Instructions for the task -
In the entries below, count each line where "icon" appears. Give the total and nothing more.

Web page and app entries
↓↓↓
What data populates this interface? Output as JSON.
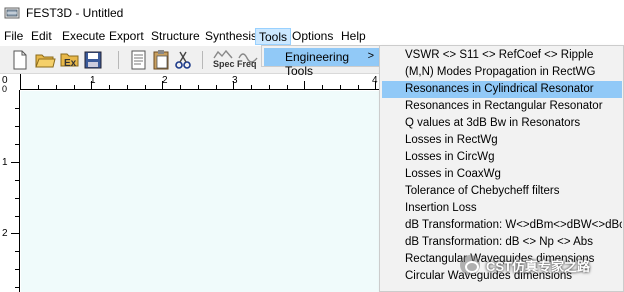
{
  "window": {
    "title": "FEST3D - Untitled"
  },
  "menubar": {
    "items": [
      "File",
      "Edit",
      "Execute",
      "Export",
      "Structure",
      "Synthesis",
      "Tools",
      "Options",
      "Help"
    ],
    "active": "Tools"
  },
  "toolbar": {
    "buttons": [
      "new-file-icon",
      "open-folder-icon",
      "exit-icon",
      "save-icon",
      "document-icon",
      "paste-icon",
      "cut-icon",
      "spec-icon",
      "freq-icon"
    ],
    "spec_label": "Spec",
    "freq_label": "Freq",
    "exit_label": "Ex"
  },
  "ruler": {
    "top_labels": [
      "0",
      "1",
      "2",
      "3",
      "4"
    ],
    "left_labels": [
      "0",
      "1",
      "2"
    ]
  },
  "tools_menu": {
    "engineering_tools_label": "Engineering Tools",
    "arrow": ">"
  },
  "engineering_tools": {
    "items": [
      "VSWR <> S11 <> RefCoef <> Ripple",
      "(M,N) Modes Propagation in RectWG",
      "Resonances in Cylindrical Resonator",
      "Resonances in Rectangular Resonator",
      "Q values at 3dB Bw in Resonators",
      "Losses in RectWg",
      "Losses in CircWg",
      "Losses in CoaxWg",
      "Tolerance of Chebycheff filters",
      "Insertion Loss",
      "dB Transformation: W<>dBm<>dBW<>dBc",
      "dB Transformation: dB <> Np <> Abs",
      "Rectangular Waveguides dimensions",
      "Circular Waveguides dimensions"
    ],
    "highlighted": "Resonances in Cylindrical Resonator"
  },
  "watermark": {
    "text": "CST仿真专家之路"
  },
  "colors": {
    "highlight": "#91c9f7",
    "canvas": "#f0fbfb",
    "menu_active": "#cce8ff"
  }
}
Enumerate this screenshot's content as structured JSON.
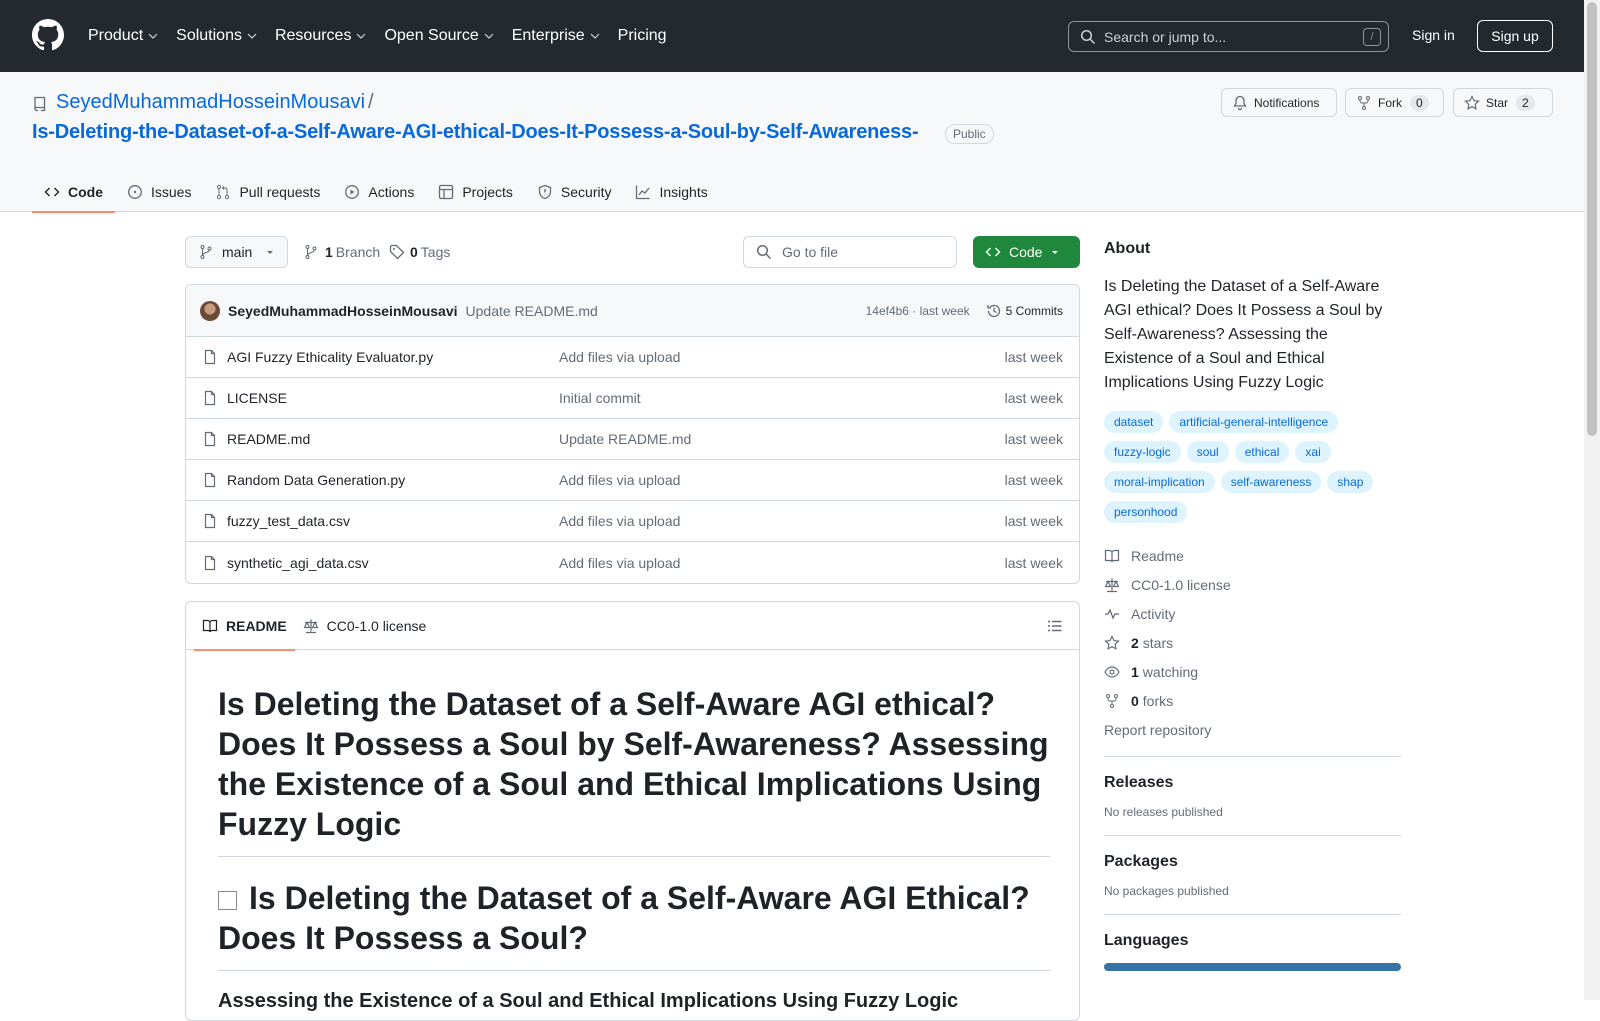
{
  "header": {
    "nav": [
      "Product",
      "Solutions",
      "Resources",
      "Open Source",
      "Enterprise",
      "Pricing"
    ],
    "search_placeholder": "Search or jump to...",
    "search_shortcut": "/",
    "signin": "Sign in",
    "signup": "Sign up"
  },
  "repo": {
    "owner": "SeyedMuhammadHosseinMousavi",
    "separator": "/",
    "name": "Is-Deleting-the-Dataset-of-a-Self-Aware-AGI-ethical-Does-It-Possess-a-Soul-by-Self-Awareness-",
    "visibility": "Public",
    "notifications": "Notifications",
    "fork_label": "Fork",
    "fork_count": "0",
    "star_label": "Star",
    "star_count": "2"
  },
  "tabs": [
    "Code",
    "Issues",
    "Pull requests",
    "Actions",
    "Projects",
    "Security",
    "Insights"
  ],
  "toolbar": {
    "branch": "main",
    "branch_count": "1",
    "branch_label": "Branch",
    "tag_count": "0",
    "tag_label": "Tags",
    "goto_placeholder": "Go to file",
    "code_button": "Code"
  },
  "commit": {
    "author": "SeyedMuhammadHosseinMousavi",
    "message": "Update README.md",
    "hash_time": "14ef4b6 · last week",
    "commits": "5 Commits"
  },
  "files": [
    {
      "name": "AGI Fuzzy Ethicality Evaluator.py",
      "message": "Add files via upload",
      "time": "last week"
    },
    {
      "name": "LICENSE",
      "message": "Initial commit",
      "time": "last week"
    },
    {
      "name": "README.md",
      "message": "Update README.md",
      "time": "last week"
    },
    {
      "name": "Random Data Generation.py",
      "message": "Add files via upload",
      "time": "last week"
    },
    {
      "name": "fuzzy_test_data.csv",
      "message": "Add files via upload",
      "time": "last week"
    },
    {
      "name": "synthetic_agi_data.csv",
      "message": "Add files via upload",
      "time": "last week"
    }
  ],
  "readme": {
    "tab_readme": "README",
    "tab_license": "CC0-1.0 license",
    "h1": "Is Deleting the Dataset of a Self-Aware AGI ethical? Does It Possess a Soul by Self-Awareness? Assessing the Existence of a Soul and Ethical Implications Using Fuzzy Logic",
    "h1b": "Is Deleting the Dataset of a Self-Aware AGI Ethical? Does It Possess a Soul?",
    "h3": "Assessing the Existence of a Soul and Ethical Implications Using Fuzzy Logic"
  },
  "about": {
    "title": "About",
    "description": "Is Deleting the Dataset of a Self-Aware AGI ethical? Does It Possess a Soul by Self-Awareness? Assessing the Existence of a Soul and Ethical Implications Using Fuzzy Logic",
    "topics": [
      "dataset",
      "artificial-general-intelligence",
      "fuzzy-logic",
      "soul",
      "ethical",
      "xai",
      "moral-implication",
      "self-awareness",
      "shap",
      "personhood"
    ],
    "readme": "Readme",
    "license": "CC0-1.0 license",
    "activity": "Activity",
    "stars_count": "2",
    "stars_label": "stars",
    "watching_count": "1",
    "watching_label": "watching",
    "forks_count": "0",
    "forks_label": "forks",
    "report": "Report repository"
  },
  "releases": {
    "title": "Releases",
    "text": "No releases published"
  },
  "packages": {
    "title": "Packages",
    "text": "No packages published"
  },
  "languages": {
    "title": "Languages",
    "bar_color": "#3572a5"
  },
  "colors": {
    "header_bg": "#24292f",
    "link": "#0969da",
    "code_button": "#1f883d",
    "tab_underline": "#fd8c73"
  }
}
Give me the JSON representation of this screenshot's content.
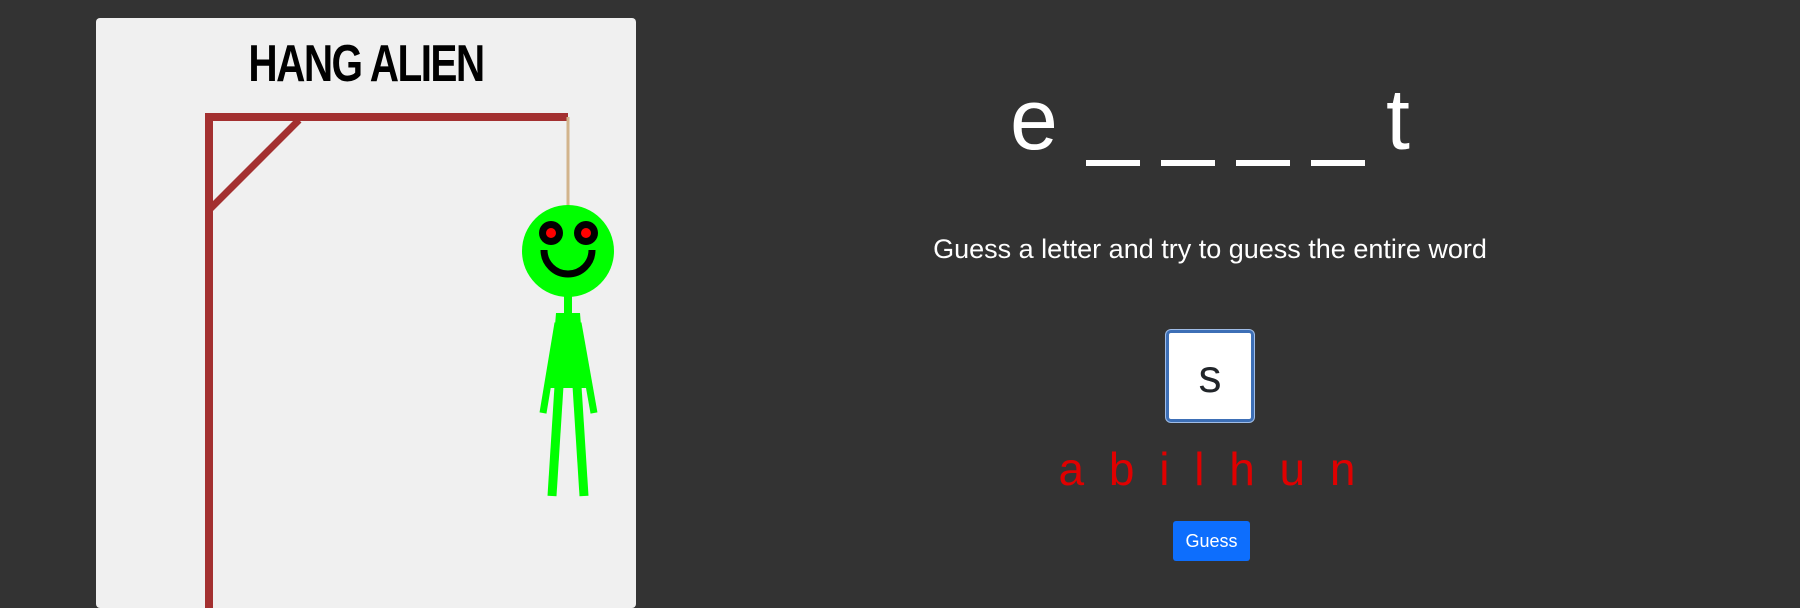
{
  "panel": {
    "title": "HANG ALIEN"
  },
  "word": {
    "letters": [
      "e",
      "",
      "",
      "",
      "",
      "t"
    ]
  },
  "instructions": "Guess a letter and try to guess the entire word",
  "guess_input": {
    "value": "s"
  },
  "wrong_letters": "a b i l h u n",
  "guess_button": {
    "label": "Guess"
  },
  "colors": {
    "background": "#333333",
    "panel": "#f0f0f0",
    "gallows": "#a33030",
    "rope": "#d2b48c",
    "alien": "#00ff00",
    "alien_eyes": "#ff0000",
    "wrong_letters": "#e00000",
    "button": "#0d6efd"
  }
}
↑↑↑
Response below -
9